So you've created your wire wrapped copper masterpiece but something isn't quite right. Its looking beautiful and your wrapping is awesome, but there's no depth to the wire work. Bring on the Patina!
There are many ways to add a patina to copper but in this post i'm going to show you how to use Liver of Sulphur. Liver of sulphur is my patina of choice as i think it gives a consistent look time and time again.
Start by cleaning your piece. I do this with an old soft toothbrush and fairy liquid (Dish washing soap) Its best to clean the piece as this will enable the liver of sulphur to work its magic and give you a nice even finish.
Liver of sulphur comes in liquid form, as well as solid chunks. I've used both and find them equally as good as each other.
You will need:
A old plastic container, big enough to fit your piece in. ( i use a Chinese takeaway container)
Liver of sulphur
A grabber for retrieving your piece from the boiling water (I use anything i have on hand... A fork/wooden spoon/my fingers! but you can get plastic tweezers which are perfect for the job!)
0000 Superfine steel wool
Dish washing soap
Old tea towel
First step, boil the kettle.
When the kettle has boiled, put enough water in your container to cover the piece you are adding patina to. Add a drop of liver of sulphur ( or a little piece if its soild.)
The water will turn a yellowy brown depending on the amount of Liver of sulphur you added. Oh and it stinks!!!
I must admit, i do this in my kitchen but ( i think my sense of smell has adjusted to it over the years because i hardly notice it now.) you might want to do it outside.
Carefully place your piece in the solution.
The finished patina will depend on how long you leave the piece in the solution. It works fast, so i recommend you dip it for a second or two before removing the piece to check it. If you want it darker, dip it again, and keep dipping until you are happy with the colour.
I like to leave mine in for a good few seconds, turning the copper black. Don't leave it in too long though, as the patina will flake off and you wont get a nice even finish.
Rinse the piece under cold water.
Dry with an old cloth. I have an old tea towel set aside especially for this job, as its super messy and it will leave black marks on anything that it touches.
Wearing your protective gloves, use the steel wool to remove the patina from the high spots. BEWARE!!! This stuff is exactly what it says on the tin. Wool created from superfine threads of steel and it gets everywhere. If you don't use protective gloves it will get into your fingers and ruin your nails.
Take care with it and whatever you do, do not do this sitting on your nice cream sofa!!!

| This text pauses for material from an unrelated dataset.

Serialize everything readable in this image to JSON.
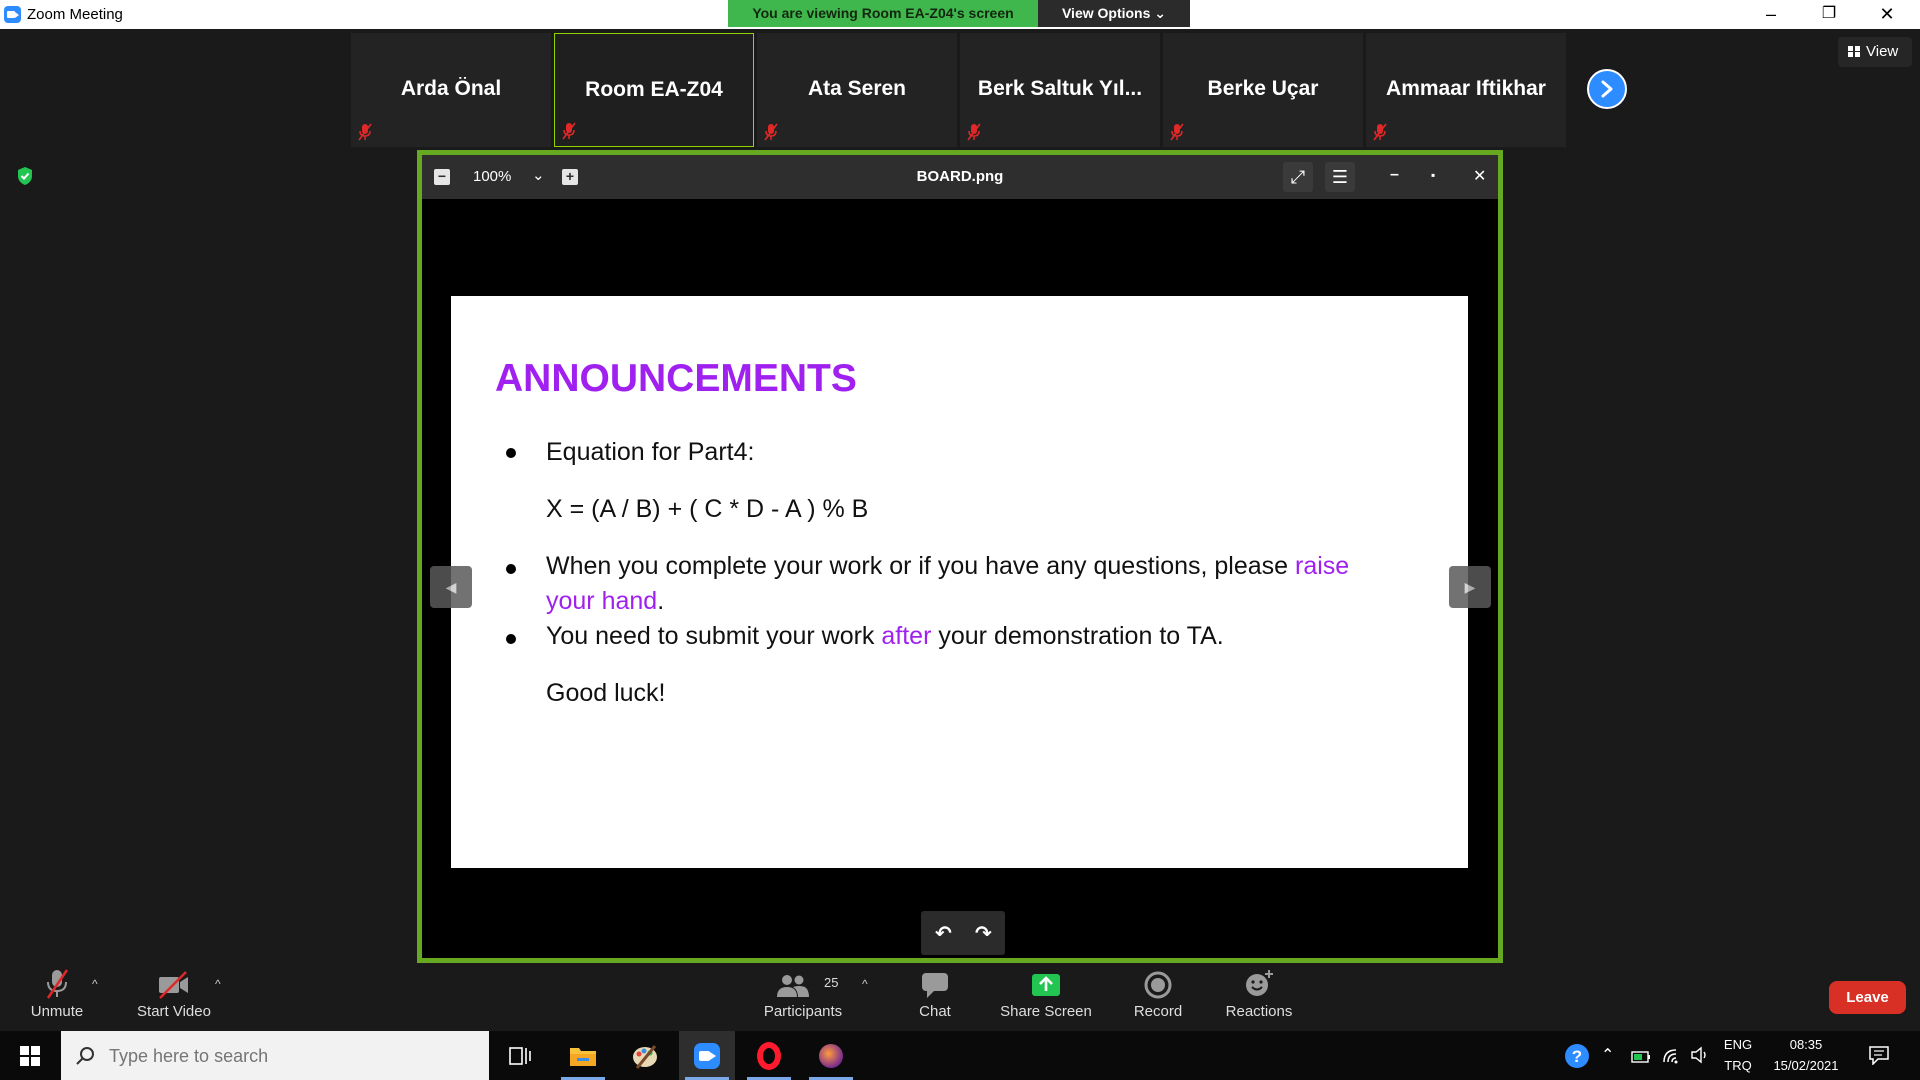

Take care to get into any tight spots and don't be afraid to give the piece a good scrub. You will see the difference immediately as this really helps to highlight and enhance the details of a wire wrapped piece.
When you are happy with the amount of bare copper showing through your wire wrapped piece, rinse it under the tap and get the toothbrush and dish soap on it again.
I have a 5 year old at home so have a constant supply of old toothbrushes, but if your buying one, i would go for either a super soft adults brush or a children's one.
Dry the piece thoroughly with your old towel, then polish it, with either a silver/copper polishing cloth or polishing pad.
I love the Ultra-Polish Pads, and this is what i supply in my wire wrapped jewellery tutorial kits. You can buy them here:
The chain can be a little more tricky to polish, so i tend to do it resting on my work bench.
Depending on personal taste, some people like to add a protective layer over the patina which helps to preserve the finish and prevent tarnish. There are a few different methods of doing this, today i'll show you how to apply Renaissance wax.
When you are happy with your final polish, take a soft, lint free rag and add a tiny bit of wax to it.
Less is most definitely more when you are applying renaissance wax to wire wrapped jewellery, as too much will get caught up in the weaving. Apply a thin coat of the wax all over the piece.
Once you have applied the wax, the piece will look a little dull. Using a separate soft lint free cloth, gently buff the piece to bring up a shine on the bare copper.
If you have added too much wax to your weave you will need a soft clean dry toothbrush to work the wax in (or out) of the weaving. Get right in there to disperse any remaining wax.
Apply a second coat of the wax all over the piece. Buff to a lovely shine with a separate rag and this will seal and finish your lovely patina.
Here is the finished piece. I think you will agree that the difference between the bare copper and copper with a patina is incredible! I love the look and very rarely use bare copper for a finished piece. The wax is durable and can be buffed to a lovely shine. Protecting the patina, as well as giving the piece an invisible layer of protection between the copper and your skin.
That's all for now, i hope you have enjoyed the tutorial! I love to see your finished pieces so why not upload a picture to my Facebook page!!